* _What to do_
Each record should be copied exactly into the answer, and no picture should go with it.

* _Available data_
━━━━━━━━━━━━━━━━━━━━━━━━━━━━━━

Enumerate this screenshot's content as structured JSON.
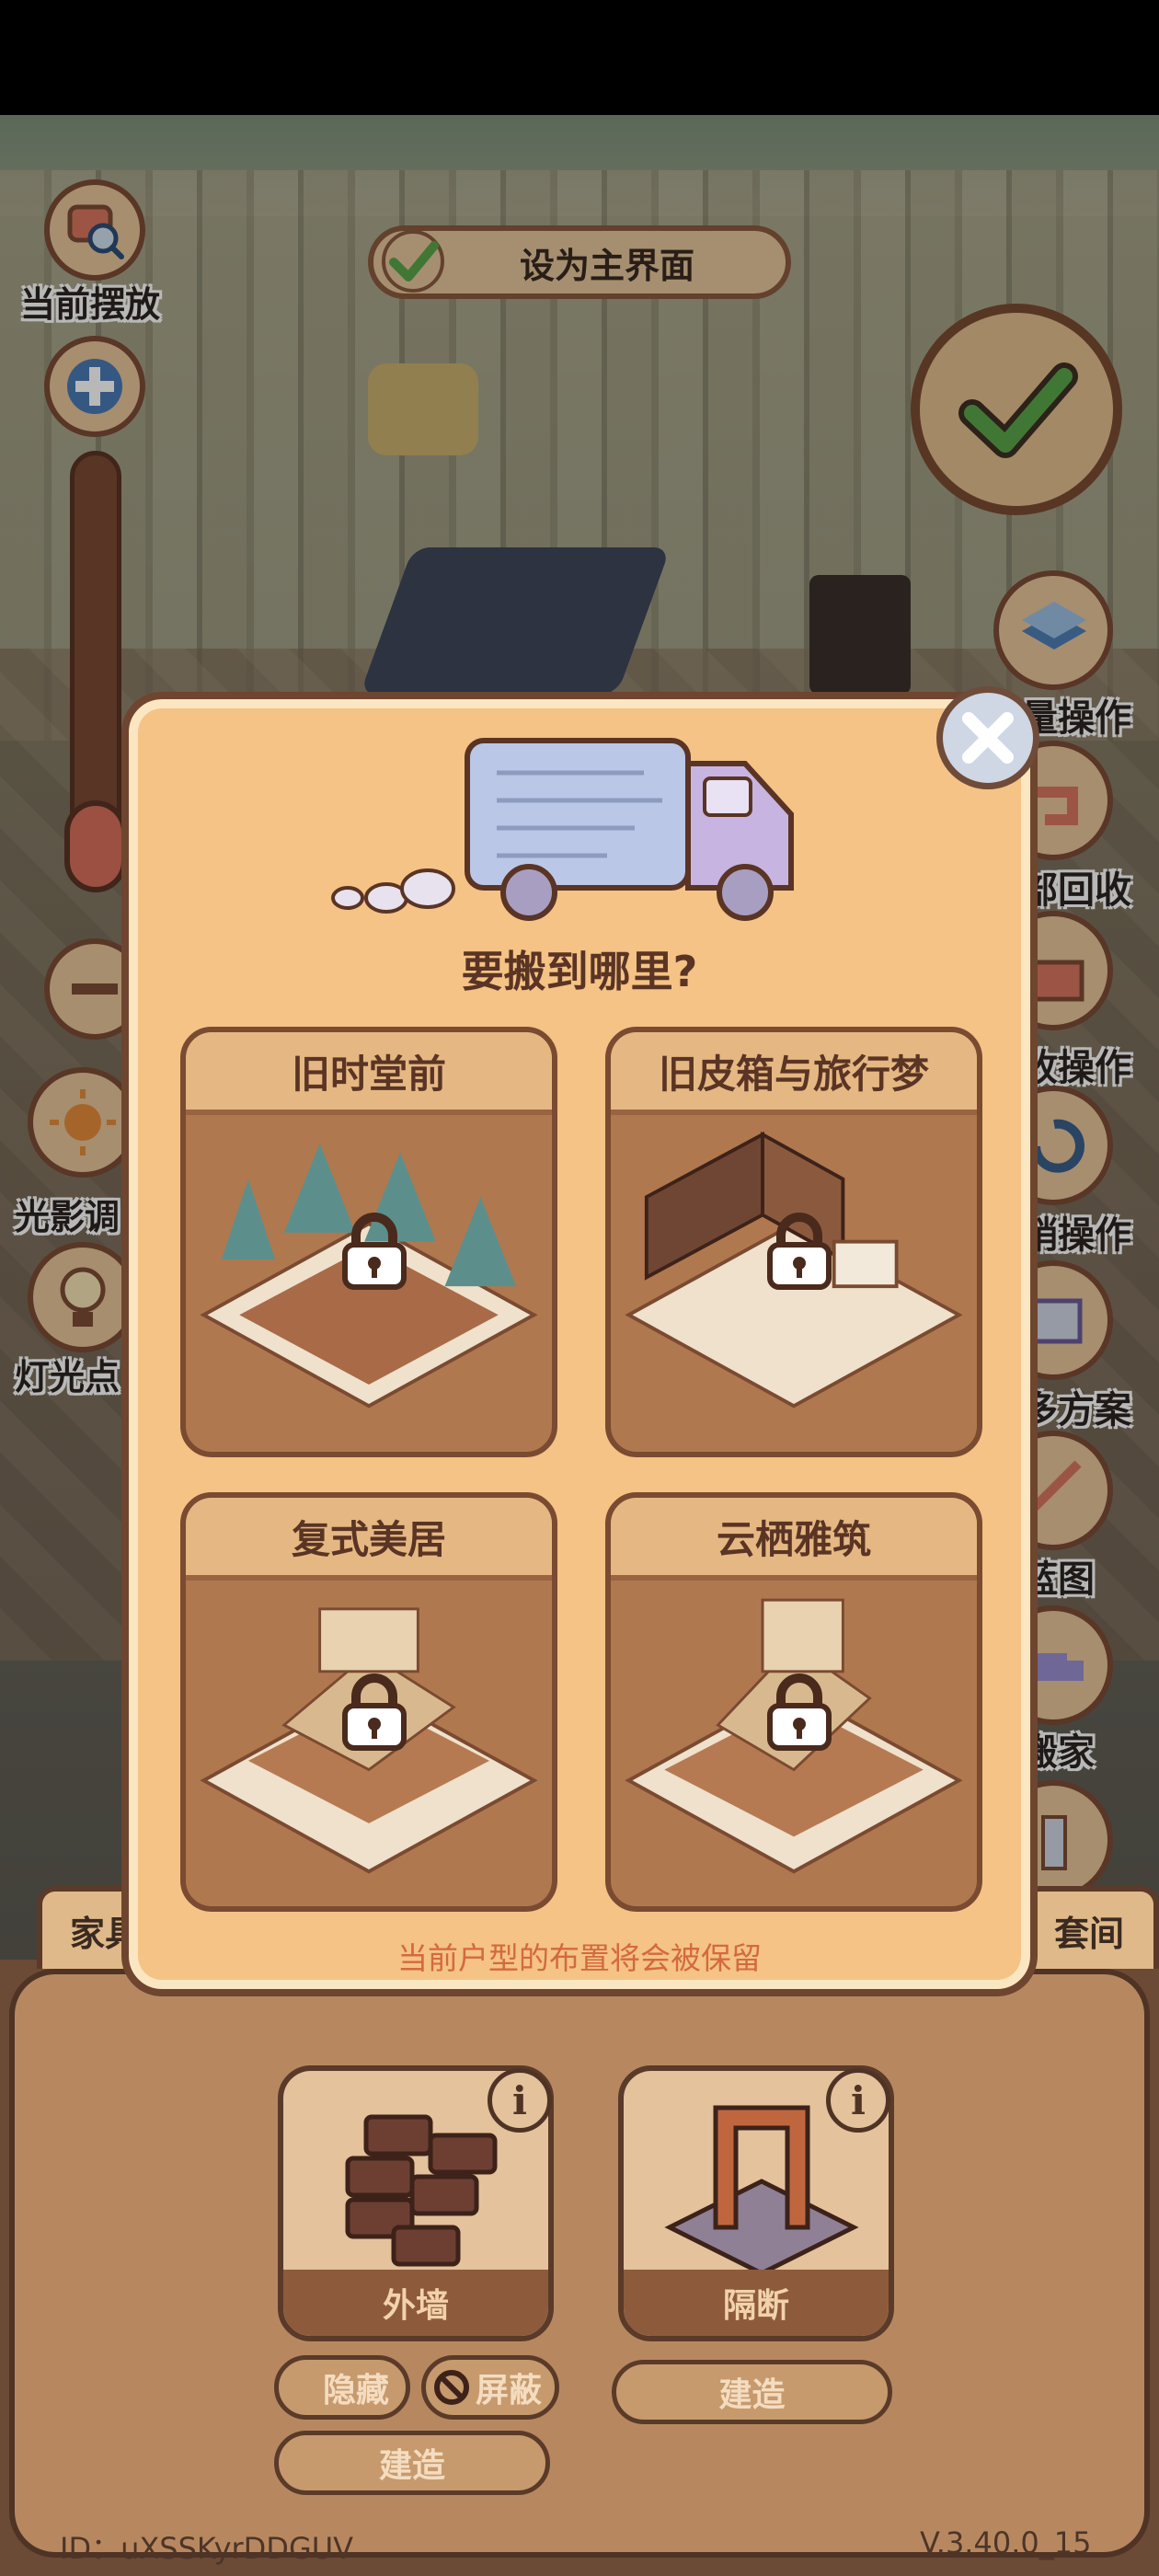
{
  "toolbar_left": {
    "current_placement": "当前摆放",
    "lighting_adjust": "光影调",
    "light_label": "灯光点"
  },
  "set_main": {
    "label": "设为主界面"
  },
  "toolbar_right": {
    "batch_op": "量操作",
    "recycle_all": "部回收",
    "store_op": "收操作",
    "undo_op": "销操作",
    "plans": "多方案",
    "blueprint": "蓝图",
    "move_house": "搬家"
  },
  "dialog": {
    "title": "要搬到哪里?",
    "cards": [
      {
        "name": "旧时堂前"
      },
      {
        "name": "旧皮箱与旅行梦"
      },
      {
        "name": "复式美居"
      },
      {
        "name": "云栖雅筑"
      }
    ],
    "note": "当前户型的布置将会被保留"
  },
  "bottom": {
    "tab_left": "家具",
    "tab_right": "套间",
    "outer_wall": "外墙",
    "partition": "隔断",
    "hide": "隐藏",
    "shield": "屏蔽",
    "build": "建造",
    "info": "i"
  },
  "footer": {
    "id": "ID：uXSSKyrDDGUV",
    "version": "V.3.40.0_15"
  },
  "colors": {
    "dialog_bg": "#f4c385",
    "card_body": "#b0784f",
    "note_orange": "#d36a3d",
    "check_green": "#5aa64a"
  }
}
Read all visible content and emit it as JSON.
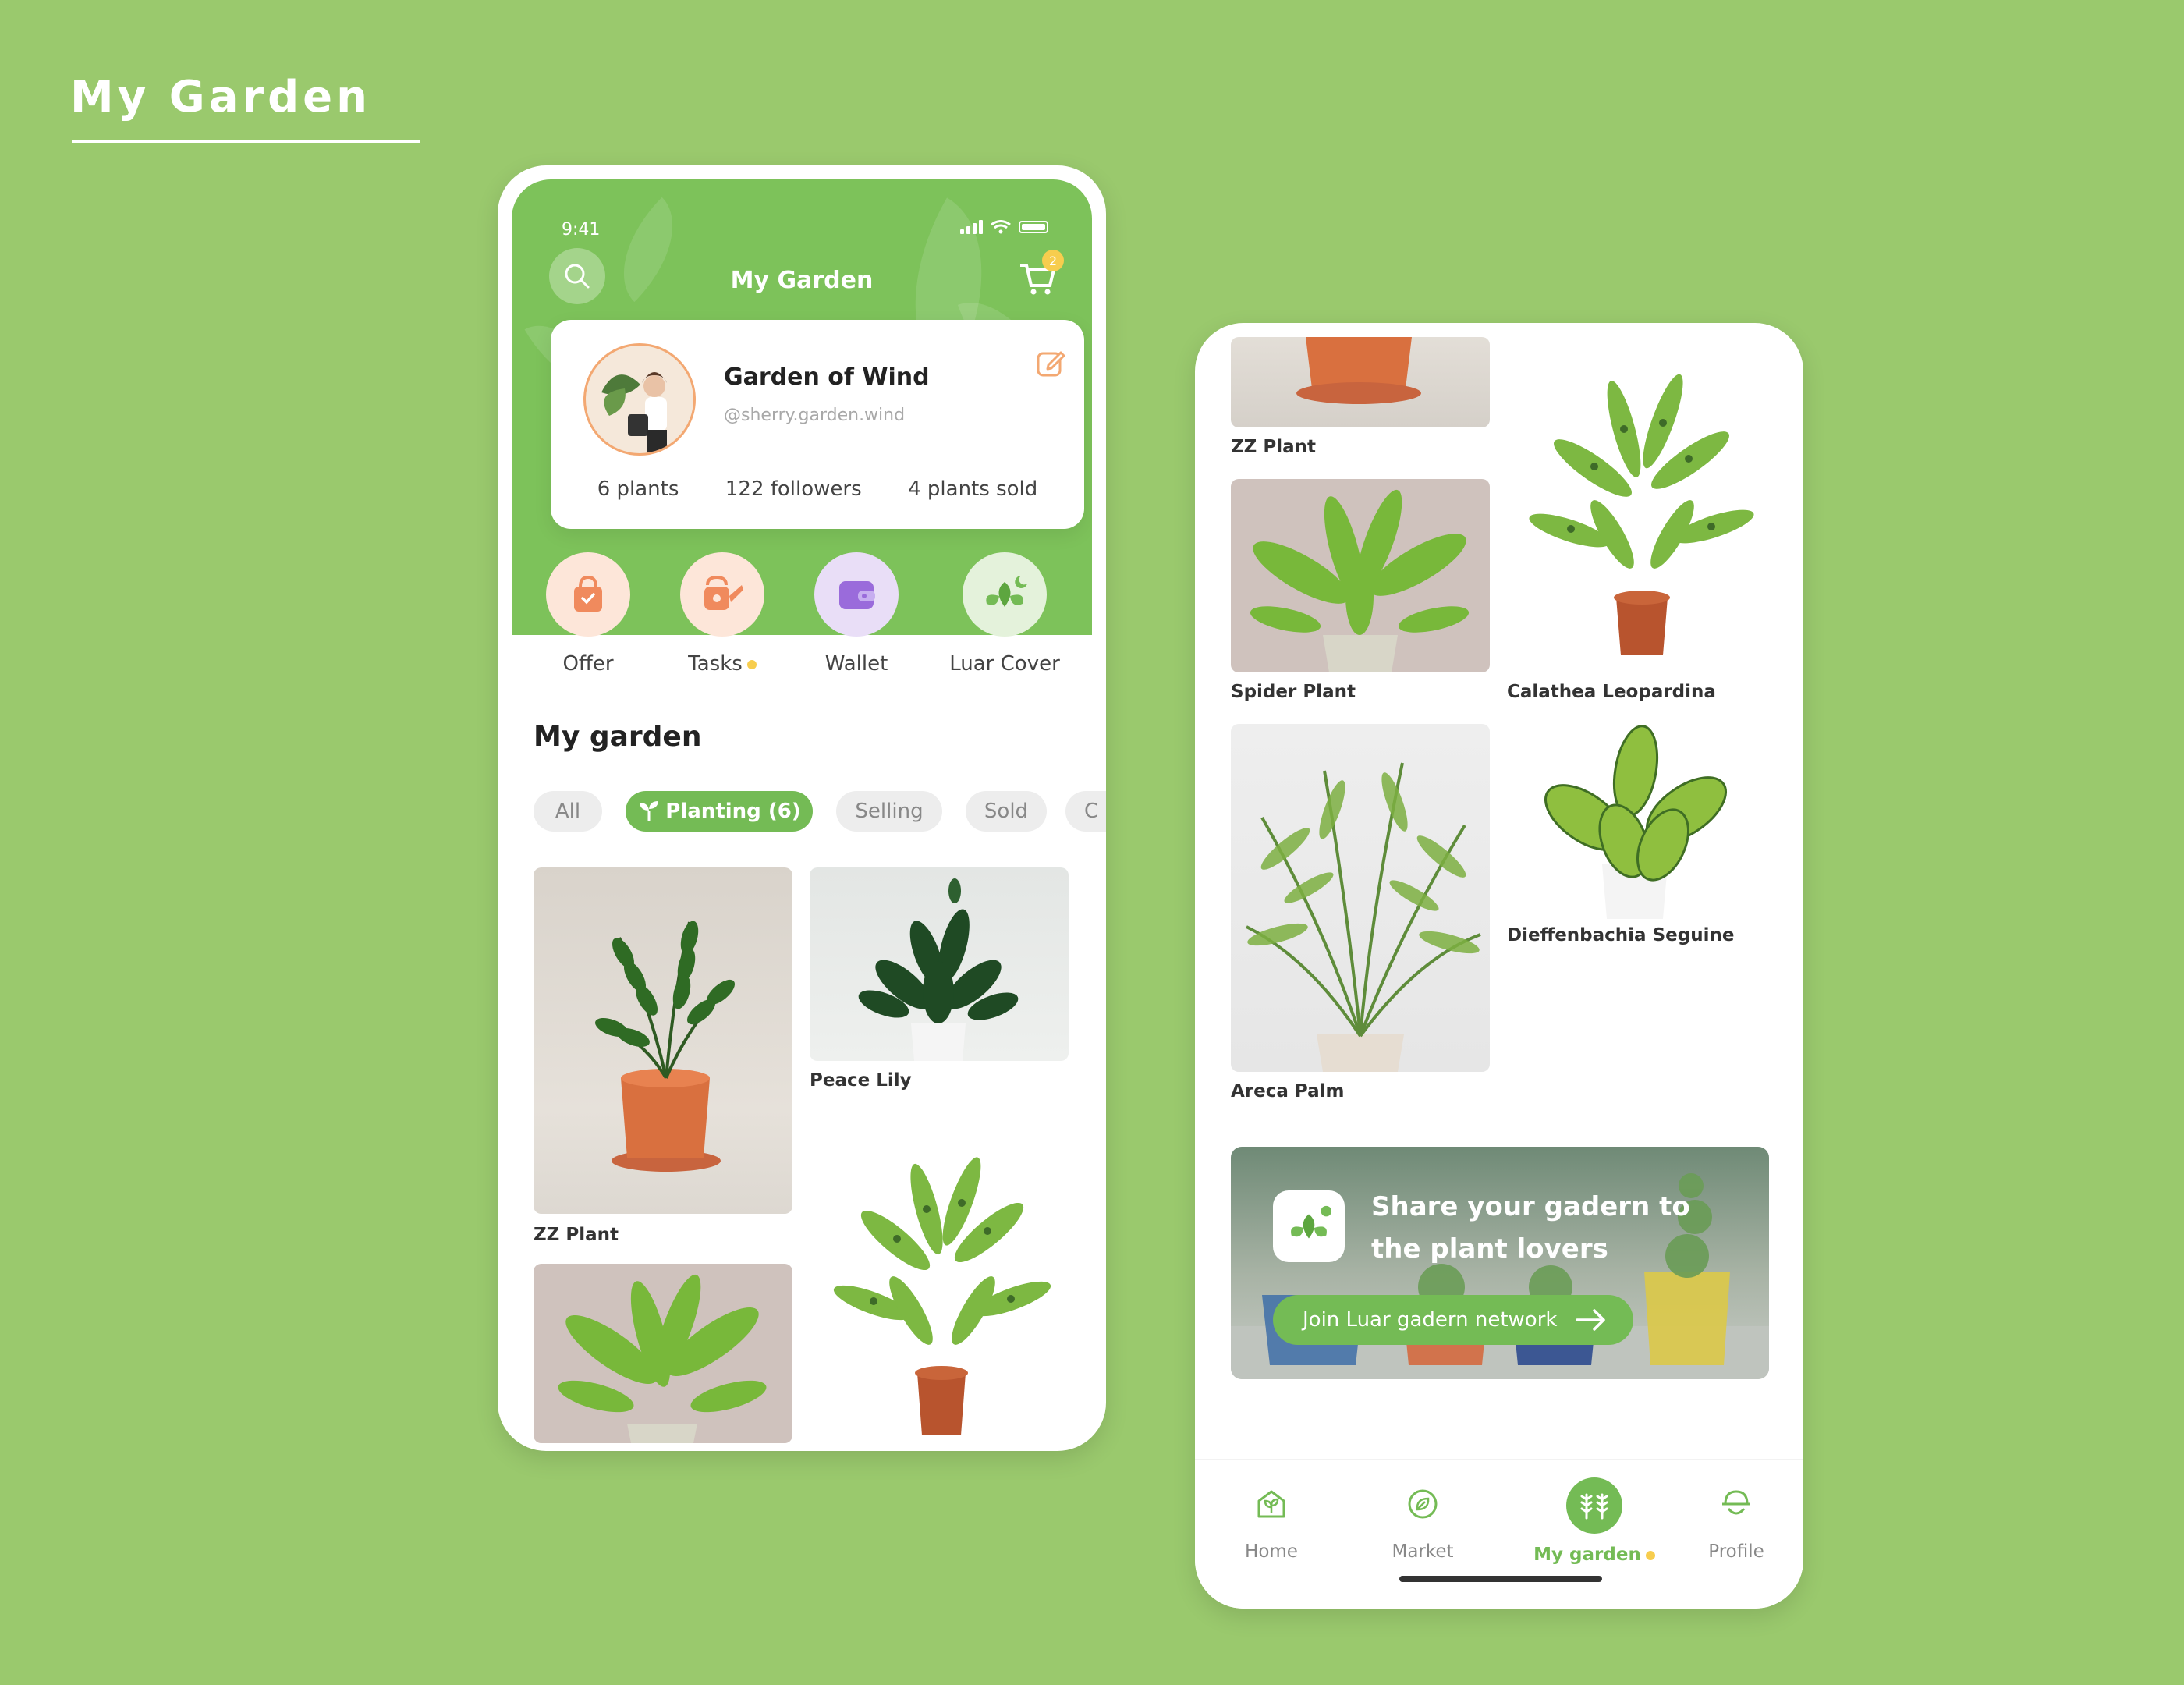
{
  "page": {
    "title": "My Garden"
  },
  "phone1": {
    "status": {
      "time": "9:41"
    },
    "header": {
      "title": "My Garden",
      "cart_count": "2"
    },
    "profile": {
      "name": "Garden of Wind",
      "handle": "@sherry.garden.wind",
      "stats": [
        "6 plants",
        "122 followers",
        "4 plants sold"
      ]
    },
    "actions": [
      {
        "label": "Offer",
        "icon": "shopping-bag-icon",
        "color": "#F08A5D",
        "bg": "#FDE6D9"
      },
      {
        "label": "Tasks",
        "icon": "watering-can-icon",
        "color": "#F08A5D",
        "bg": "#FDE6D9"
      },
      {
        "label": "Wallet",
        "icon": "wallet-icon",
        "color": "#9A6BDB",
        "bg": "#E9DEF7"
      },
      {
        "label": "Luar Cover",
        "icon": "leaf-moon-icon",
        "color": "#74BB55",
        "bg": "#E4F2DB"
      }
    ],
    "section_title": "My garden",
    "filters": [
      "All",
      "Planting (6)",
      "Selling",
      "Sold",
      "C"
    ],
    "plants": [
      {
        "name": "ZZ Plant"
      },
      {
        "name": "Peace Lily"
      }
    ]
  },
  "phone2": {
    "plants": [
      {
        "name": "ZZ Plant"
      },
      {
        "name": "Spider Plant"
      },
      {
        "name": "Calathea Leopardina"
      },
      {
        "name": "Areca Palm"
      },
      {
        "name": "Dieffenbachia Seguine"
      }
    ],
    "banner": {
      "title": "Share your gadern to the plant lovers",
      "cta": "Join Luar gadern network"
    },
    "nav": [
      {
        "label": "Home",
        "icon": "home-plant-icon"
      },
      {
        "label": "Market",
        "icon": "leaf-circle-icon"
      },
      {
        "label": "My garden",
        "icon": "garden-icon"
      },
      {
        "label": "Profile",
        "icon": "profile-hat-icon"
      }
    ]
  },
  "colors": {
    "background": "#9AC96D",
    "primary": "#74BB55",
    "accent": "#F7CD4E"
  }
}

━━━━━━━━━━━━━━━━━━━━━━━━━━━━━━

* _Response area_
Enumerate this screenshot's content as structured JSON.
{
  "toolbar_left": {
    "current_placement": "当前摆放",
    "lighting_adjust": "光影调",
    "light_label": "灯光点"
  },
  "set_main": {
    "label": "设为主界面"
  },
  "toolbar_right": {
    "batch_op": "量操作",
    "recycle_all": "部回收",
    "store_op": "收操作",
    "undo_op": "销操作",
    "plans": "多方案",
    "blueprint": "蓝图",
    "move_house": "搬家"
  },
  "dialog": {
    "title": "要搬到哪里?",
    "cards": [
      {
        "name": "旧时堂前"
      },
      {
        "name": "旧皮箱与旅行梦"
      },
      {
        "name": "复式美居"
      },
      {
        "name": "云栖雅筑"
      }
    ],
    "note": "当前户型的布置将会被保留"
  },
  "bottom": {
    "tab_left": "家具",
    "tab_right": "套间",
    "outer_wall": "外墙",
    "partition": "隔断",
    "hide": "隐藏",
    "shield": "屏蔽",
    "build": "建造",
    "info": "i"
  },
  "footer": {
    "id": "ID：uXSSKyrDDGUV",
    "version": "V.3.40.0_15"
  },
  "colors": {
    "dialog_bg": "#f4c385",
    "card_body": "#b0784f",
    "note_orange": "#d36a3d",
    "check_green": "#5aa64a"
  }
}
Read all visible content and emit it as JSON.
{
  "page": {
    "title": "My Garden"
  },
  "phone1": {
    "status": {
      "time": "9:41"
    },
    "header": {
      "title": "My Garden",
      "cart_count": "2"
    },
    "profile": {
      "name": "Garden of Wind",
      "handle": "@sherry.garden.wind",
      "stats": [
        "6 plants",
        "122 followers",
        "4 plants sold"
      ]
    },
    "actions": [
      {
        "label": "Offer",
        "icon": "shopping-bag-icon",
        "color": "#F08A5D",
        "bg": "#FDE6D9"
      },
      {
        "label": "Tasks",
        "icon": "watering-can-icon",
        "color": "#F08A5D",
        "bg": "#FDE6D9"
      },
      {
        "label": "Wallet",
        "icon": "wallet-icon",
        "color": "#9A6BDB",
        "bg": "#E9DEF7"
      },
      {
        "label": "Luar Cover",
        "icon": "leaf-moon-icon",
        "color": "#74BB55",
        "bg": "#E4F2DB"
      }
    ],
    "section_title": "My garden",
    "filters": [
      "All",
      "Planting (6)",
      "Selling",
      "Sold",
      "C"
    ],
    "plants": [
      {
        "name": "ZZ Plant"
      },
      {
        "name": "Peace Lily"
      }
    ]
  },
  "phone2": {
    "plants": [
      {
        "name": "ZZ Plant"
      },
      {
        "name": "Spider Plant"
      },
      {
        "name": "Calathea Leopardina"
      },
      {
        "name": "Areca Palm"
      },
      {
        "name": "Dieffenbachia Seguine"
      }
    ],
    "banner": {
      "title": "Share your gadern to the plant lovers",
      "cta": "Join Luar gadern network"
    },
    "nav": [
      {
        "label": "Home",
        "icon": "home-plant-icon"
      },
      {
        "label": "Market",
        "icon": "leaf-circle-icon"
      },
      {
        "label": "My garden",
        "icon": "garden-icon"
      },
      {
        "label": "Profile",
        "icon": "profile-hat-icon"
      }
    ]
  },
  "colors": {
    "background": "#9AC96D",
    "primary": "#74BB55",
    "accent": "#F7CD4E"
  }
}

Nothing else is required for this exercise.